“McDonald’s commitment to enhancing the customer experience from our menu and operations to our value and convenience – continues to move us closer to becoming our customers’ favorite place and way to eat and drink.”
– CEO McDonald’s Restaurants.
McDonald’s is one of the greatest brands in the world.
Kids love it, elders love it and youngsters love it too.
No matter you are in Europe, Asia, US or Far East, big “M” signage attracts you as a choice for quick bite. The restaurant chain operates in 117 countries and employees over 1.7 million people. How many people are indirectly engaged with McDonald’s, information which is too hard to obtain. One can only guess “Millions”!
Despite its massive outreach, the brand has suffered from bad publicity too.
Its Twitter campaign #McStories went bananas. And more recently, at London Olympics 2012 where McDonald’s was one of the lead sponsors, the brand got another hit when brand managers were trying to improve ratings, and in the process, they managed to get Mayor of London speak to reporters saying that criticism of McDonald’s was “all just bourgeois snobbery”.
Mayor said that “It’s classic liberal hysteria about very nutritious, delicious, food – extremely good for you I’m told – not that I eat a lot of it myself,” he said. “Apparently this stuff is absolutely bursting with nutrients.”
Comments were not so liked by the McDonald’s haters who consider fast food as an extremely bad thing and the massive negative reactions became viral when a famous comedian Frankie Boyle who has over 800K Twitter followers tweeted “Don’t know how much sponsorship McDonalds paid for the Olympic mayor to be a fucking clown”.
Large brands such as McDonald’s, Coca Cola and others invested Sterling 750 million as sponsorship money in Olympics. It was awful for McDonald’s branding team to see that during Olympics 2012, Tweeter popularity tracker ranked McDonald’s at very low.
Logically speaking this massive damage to the brand in world’s greatest sports event and backlash from anti McDonald’s campaigners who were spreading the adverse sentiments on Social Media should have made significant impact on its brand, resulting company’s bottom-line!
But surprisingly, that was not the case. Only on 21st September McDonald’s Chief Executive Officer Don Thompson said, “Today’s announced dividend increase brings our 2012 expected total cash return to shareholders to at least $5.5 billion through dividends and share repurchases.”

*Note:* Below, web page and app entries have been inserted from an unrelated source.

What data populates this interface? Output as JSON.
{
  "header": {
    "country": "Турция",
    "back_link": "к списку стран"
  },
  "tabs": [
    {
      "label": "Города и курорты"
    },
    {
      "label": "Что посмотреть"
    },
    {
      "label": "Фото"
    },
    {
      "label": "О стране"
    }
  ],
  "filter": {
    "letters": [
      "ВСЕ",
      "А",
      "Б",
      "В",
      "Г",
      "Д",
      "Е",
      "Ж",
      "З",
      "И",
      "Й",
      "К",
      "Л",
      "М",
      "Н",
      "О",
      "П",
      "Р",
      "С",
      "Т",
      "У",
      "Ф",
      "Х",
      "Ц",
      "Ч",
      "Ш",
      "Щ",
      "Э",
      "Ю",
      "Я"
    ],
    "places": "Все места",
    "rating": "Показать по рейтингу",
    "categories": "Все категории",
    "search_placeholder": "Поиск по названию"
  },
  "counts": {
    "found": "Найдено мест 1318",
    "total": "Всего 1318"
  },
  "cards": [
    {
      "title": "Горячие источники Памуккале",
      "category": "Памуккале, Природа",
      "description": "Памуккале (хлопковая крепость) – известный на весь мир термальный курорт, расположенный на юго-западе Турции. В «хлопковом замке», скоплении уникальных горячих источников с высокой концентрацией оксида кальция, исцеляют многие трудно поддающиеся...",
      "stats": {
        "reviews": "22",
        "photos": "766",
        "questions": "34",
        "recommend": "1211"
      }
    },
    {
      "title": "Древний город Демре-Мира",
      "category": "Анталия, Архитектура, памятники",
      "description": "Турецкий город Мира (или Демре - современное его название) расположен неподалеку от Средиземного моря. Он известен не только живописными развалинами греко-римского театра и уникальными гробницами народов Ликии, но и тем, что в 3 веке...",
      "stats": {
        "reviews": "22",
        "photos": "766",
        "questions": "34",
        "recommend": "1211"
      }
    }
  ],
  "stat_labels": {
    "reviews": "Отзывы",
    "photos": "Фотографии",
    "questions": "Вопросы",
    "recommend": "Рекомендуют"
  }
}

Strong brands have multiple shock absorbers. Their biggest asset is the customer base that loves the brand. They keep building the customer base with just one philosophy “Giving customers the best experience whenever they return to them” – McDonald’s not only sustained the adverse campaign, but also kept its brand value intact.
Suresh Shah, M.D., Pathfinders Enterprise